DATA RECORDS below:

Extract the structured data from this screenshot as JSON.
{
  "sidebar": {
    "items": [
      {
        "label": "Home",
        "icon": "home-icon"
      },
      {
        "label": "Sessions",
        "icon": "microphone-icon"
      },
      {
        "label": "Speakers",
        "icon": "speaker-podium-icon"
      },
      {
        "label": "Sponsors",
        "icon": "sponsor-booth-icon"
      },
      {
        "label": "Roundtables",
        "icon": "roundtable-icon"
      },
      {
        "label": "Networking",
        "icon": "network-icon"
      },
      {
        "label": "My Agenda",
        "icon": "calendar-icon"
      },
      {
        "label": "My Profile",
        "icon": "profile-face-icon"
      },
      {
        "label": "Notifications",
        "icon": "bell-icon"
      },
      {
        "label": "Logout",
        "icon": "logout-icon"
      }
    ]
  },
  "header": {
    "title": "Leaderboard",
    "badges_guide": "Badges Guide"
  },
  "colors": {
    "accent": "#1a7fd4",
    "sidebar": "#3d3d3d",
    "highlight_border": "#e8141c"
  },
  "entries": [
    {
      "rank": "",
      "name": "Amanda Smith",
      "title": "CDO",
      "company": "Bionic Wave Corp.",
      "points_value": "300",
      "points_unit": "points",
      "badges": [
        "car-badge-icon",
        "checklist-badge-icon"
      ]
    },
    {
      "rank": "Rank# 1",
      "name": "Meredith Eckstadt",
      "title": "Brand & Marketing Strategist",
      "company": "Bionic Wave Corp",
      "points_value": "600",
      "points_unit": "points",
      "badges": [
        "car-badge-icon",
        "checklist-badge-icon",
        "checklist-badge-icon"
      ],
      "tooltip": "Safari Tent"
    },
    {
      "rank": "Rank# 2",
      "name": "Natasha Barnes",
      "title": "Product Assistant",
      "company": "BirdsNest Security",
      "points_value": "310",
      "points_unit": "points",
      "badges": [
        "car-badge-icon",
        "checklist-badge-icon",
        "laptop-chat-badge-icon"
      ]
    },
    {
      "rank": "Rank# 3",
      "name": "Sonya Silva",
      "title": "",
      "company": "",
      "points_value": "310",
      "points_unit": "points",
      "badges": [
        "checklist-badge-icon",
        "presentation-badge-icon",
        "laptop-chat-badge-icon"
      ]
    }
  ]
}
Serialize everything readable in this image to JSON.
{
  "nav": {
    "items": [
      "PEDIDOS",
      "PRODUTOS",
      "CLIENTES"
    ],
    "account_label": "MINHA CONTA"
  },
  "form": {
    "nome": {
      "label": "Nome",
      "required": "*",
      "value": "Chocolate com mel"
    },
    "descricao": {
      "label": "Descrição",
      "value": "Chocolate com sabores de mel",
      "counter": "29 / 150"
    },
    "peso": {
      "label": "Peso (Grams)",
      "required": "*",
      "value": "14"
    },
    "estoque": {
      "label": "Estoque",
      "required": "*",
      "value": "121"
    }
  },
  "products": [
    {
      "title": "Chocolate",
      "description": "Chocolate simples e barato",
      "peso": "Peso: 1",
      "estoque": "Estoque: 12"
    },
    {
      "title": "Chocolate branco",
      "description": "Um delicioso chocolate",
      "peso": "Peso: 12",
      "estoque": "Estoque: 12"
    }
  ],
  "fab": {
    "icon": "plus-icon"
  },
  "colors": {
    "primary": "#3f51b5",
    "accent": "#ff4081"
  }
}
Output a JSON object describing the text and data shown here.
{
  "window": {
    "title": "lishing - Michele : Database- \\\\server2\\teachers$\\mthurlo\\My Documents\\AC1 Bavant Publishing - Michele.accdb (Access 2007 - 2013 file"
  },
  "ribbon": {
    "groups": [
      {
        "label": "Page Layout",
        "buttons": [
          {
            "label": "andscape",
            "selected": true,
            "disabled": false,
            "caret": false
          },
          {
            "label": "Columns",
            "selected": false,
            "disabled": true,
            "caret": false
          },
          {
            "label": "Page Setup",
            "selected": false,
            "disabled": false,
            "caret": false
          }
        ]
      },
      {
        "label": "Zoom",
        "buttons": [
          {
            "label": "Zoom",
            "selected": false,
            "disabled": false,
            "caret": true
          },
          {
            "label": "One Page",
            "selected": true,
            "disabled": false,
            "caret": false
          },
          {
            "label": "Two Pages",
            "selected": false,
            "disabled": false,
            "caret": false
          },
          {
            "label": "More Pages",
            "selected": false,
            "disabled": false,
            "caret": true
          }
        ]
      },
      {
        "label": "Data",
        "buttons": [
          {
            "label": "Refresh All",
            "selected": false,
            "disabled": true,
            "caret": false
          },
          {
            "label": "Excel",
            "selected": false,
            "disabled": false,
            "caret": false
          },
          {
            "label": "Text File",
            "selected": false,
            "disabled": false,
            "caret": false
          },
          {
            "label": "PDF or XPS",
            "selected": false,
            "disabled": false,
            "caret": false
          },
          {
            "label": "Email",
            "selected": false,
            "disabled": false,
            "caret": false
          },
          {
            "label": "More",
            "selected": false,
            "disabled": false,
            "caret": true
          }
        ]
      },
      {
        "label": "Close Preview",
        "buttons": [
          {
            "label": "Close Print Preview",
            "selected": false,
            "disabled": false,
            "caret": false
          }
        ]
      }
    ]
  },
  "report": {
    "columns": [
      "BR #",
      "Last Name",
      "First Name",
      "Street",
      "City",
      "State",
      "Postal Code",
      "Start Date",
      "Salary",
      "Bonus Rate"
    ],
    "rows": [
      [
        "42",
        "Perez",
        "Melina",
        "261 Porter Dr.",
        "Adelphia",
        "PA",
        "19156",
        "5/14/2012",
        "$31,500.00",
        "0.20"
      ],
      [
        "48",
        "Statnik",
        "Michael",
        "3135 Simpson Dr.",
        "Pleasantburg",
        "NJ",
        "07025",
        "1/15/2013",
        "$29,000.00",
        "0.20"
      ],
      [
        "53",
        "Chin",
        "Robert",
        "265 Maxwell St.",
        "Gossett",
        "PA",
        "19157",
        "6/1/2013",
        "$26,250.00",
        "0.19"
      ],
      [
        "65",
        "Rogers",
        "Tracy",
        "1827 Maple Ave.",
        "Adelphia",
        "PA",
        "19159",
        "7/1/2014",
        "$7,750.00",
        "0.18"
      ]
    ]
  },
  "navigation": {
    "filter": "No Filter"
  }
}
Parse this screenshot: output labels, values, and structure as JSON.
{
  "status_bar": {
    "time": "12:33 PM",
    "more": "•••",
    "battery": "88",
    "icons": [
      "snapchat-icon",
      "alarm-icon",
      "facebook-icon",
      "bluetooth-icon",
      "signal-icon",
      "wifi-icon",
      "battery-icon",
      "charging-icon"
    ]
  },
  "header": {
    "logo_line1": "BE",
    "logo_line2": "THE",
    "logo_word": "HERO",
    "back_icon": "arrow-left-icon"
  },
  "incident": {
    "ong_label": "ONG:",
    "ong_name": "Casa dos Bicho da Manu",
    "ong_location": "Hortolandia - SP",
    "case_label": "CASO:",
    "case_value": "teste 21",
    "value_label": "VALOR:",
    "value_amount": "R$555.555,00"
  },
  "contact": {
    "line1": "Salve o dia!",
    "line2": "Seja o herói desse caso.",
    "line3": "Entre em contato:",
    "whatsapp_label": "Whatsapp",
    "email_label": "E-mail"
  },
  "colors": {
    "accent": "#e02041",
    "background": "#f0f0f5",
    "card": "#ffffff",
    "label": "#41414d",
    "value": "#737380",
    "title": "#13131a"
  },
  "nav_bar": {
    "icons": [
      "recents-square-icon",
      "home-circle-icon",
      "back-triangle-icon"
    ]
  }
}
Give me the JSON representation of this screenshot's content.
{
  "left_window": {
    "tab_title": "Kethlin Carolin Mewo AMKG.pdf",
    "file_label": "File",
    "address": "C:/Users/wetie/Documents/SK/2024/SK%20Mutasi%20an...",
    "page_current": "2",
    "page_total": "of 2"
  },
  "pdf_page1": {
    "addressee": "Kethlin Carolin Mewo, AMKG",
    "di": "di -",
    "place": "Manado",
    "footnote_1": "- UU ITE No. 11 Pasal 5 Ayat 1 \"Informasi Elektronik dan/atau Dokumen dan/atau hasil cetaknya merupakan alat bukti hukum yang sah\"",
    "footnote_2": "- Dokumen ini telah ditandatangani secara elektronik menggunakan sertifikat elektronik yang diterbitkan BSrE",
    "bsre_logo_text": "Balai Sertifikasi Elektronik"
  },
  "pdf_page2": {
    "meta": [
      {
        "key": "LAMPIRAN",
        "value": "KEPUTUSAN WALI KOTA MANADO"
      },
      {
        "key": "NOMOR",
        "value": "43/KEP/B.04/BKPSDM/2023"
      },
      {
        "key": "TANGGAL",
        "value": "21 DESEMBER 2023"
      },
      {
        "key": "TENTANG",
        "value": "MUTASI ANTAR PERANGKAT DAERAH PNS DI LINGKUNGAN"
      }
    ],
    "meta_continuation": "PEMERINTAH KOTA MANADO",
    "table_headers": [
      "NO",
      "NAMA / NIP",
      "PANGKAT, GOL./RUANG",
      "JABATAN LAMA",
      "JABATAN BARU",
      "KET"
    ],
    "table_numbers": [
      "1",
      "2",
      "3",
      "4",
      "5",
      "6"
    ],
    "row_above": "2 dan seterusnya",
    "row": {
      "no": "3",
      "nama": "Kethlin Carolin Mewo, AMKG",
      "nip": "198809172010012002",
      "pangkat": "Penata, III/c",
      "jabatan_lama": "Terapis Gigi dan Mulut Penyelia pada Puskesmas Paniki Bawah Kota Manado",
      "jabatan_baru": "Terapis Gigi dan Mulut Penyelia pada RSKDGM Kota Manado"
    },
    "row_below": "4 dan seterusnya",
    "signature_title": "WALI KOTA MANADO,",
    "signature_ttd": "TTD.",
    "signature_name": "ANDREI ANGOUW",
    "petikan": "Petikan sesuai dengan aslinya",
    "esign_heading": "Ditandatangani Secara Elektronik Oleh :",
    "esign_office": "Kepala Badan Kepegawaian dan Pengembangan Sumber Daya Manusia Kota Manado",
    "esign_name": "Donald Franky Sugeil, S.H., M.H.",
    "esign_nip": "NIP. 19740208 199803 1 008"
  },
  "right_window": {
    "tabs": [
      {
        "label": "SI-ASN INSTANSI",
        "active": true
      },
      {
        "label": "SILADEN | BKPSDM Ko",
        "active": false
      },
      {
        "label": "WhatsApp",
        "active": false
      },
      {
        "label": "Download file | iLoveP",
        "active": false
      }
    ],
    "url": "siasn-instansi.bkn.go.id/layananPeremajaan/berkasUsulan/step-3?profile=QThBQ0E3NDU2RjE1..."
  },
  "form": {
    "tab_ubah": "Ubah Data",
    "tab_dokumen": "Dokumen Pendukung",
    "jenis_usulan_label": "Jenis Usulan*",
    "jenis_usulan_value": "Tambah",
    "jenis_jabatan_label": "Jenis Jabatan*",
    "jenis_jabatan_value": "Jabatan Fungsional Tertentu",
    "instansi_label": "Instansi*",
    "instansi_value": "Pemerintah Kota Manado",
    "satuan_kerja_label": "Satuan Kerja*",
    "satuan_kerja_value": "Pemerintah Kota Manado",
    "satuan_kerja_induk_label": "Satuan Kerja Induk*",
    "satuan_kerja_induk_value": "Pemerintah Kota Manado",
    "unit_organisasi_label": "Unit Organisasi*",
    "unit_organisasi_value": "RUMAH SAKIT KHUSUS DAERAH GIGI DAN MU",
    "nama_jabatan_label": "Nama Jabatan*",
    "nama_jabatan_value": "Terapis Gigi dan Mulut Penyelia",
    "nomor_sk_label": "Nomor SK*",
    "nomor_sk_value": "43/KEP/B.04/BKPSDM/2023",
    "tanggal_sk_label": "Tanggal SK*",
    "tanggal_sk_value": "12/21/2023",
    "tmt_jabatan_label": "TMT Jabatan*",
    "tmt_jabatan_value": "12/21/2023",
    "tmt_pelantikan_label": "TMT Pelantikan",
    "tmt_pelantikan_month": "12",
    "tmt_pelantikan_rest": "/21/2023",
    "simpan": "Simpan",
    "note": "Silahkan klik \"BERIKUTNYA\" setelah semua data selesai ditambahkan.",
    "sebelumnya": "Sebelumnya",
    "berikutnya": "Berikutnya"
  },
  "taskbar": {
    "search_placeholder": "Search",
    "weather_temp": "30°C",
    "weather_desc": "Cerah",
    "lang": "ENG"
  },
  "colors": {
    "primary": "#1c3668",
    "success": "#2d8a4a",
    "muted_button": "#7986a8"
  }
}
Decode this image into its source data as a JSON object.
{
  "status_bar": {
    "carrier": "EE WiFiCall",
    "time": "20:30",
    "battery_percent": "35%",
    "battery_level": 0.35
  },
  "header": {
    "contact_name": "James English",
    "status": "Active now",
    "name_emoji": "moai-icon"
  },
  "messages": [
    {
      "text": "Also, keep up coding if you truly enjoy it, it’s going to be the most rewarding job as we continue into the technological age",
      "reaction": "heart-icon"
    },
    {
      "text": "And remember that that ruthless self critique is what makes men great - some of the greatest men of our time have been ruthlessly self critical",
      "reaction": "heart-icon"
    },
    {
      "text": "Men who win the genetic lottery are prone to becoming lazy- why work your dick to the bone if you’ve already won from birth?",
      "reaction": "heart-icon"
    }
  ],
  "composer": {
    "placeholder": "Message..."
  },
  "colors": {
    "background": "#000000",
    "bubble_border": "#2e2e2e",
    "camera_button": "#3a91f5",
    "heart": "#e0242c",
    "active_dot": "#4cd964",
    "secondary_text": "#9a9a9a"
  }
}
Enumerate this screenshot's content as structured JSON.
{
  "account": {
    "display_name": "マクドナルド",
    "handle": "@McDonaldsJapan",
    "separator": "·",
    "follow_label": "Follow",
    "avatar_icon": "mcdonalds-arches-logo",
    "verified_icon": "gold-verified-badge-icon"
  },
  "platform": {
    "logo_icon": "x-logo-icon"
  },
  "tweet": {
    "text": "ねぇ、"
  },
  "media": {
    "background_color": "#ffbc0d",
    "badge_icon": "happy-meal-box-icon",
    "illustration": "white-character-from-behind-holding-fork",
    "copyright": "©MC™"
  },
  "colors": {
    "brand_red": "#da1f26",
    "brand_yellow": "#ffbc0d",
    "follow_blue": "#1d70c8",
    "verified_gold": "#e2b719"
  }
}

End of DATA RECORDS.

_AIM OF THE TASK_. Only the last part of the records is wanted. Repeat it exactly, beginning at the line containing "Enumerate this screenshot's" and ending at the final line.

_WRITTEN RESPONSE_.
Enumerate this screenshot's content as structured JSON.
{
  "account": {
    "display_name": "マクドナルド",
    "handle": "@McDonaldsJapan",
    "separator": "·",
    "follow_label": "Follow",
    "avatar_icon": "mcdonalds-arches-logo",
    "verified_icon": "gold-verified-badge-icon"
  },
  "platform": {
    "logo_icon": "x-logo-icon"
  },
  "tweet": {
    "text": "ねぇ、"
  },
  "media": {
    "background_color": "#ffbc0d",
    "badge_icon": "happy-meal-box-icon",
    "illustration": "white-character-from-behind-holding-fork",
    "copyright": "©MC™"
  },
  "colors": {
    "brand_red": "#da1f26",
    "brand_yellow": "#ffbc0d",
    "follow_blue": "#1d70c8",
    "verified_gold": "#e2b719"
  }
}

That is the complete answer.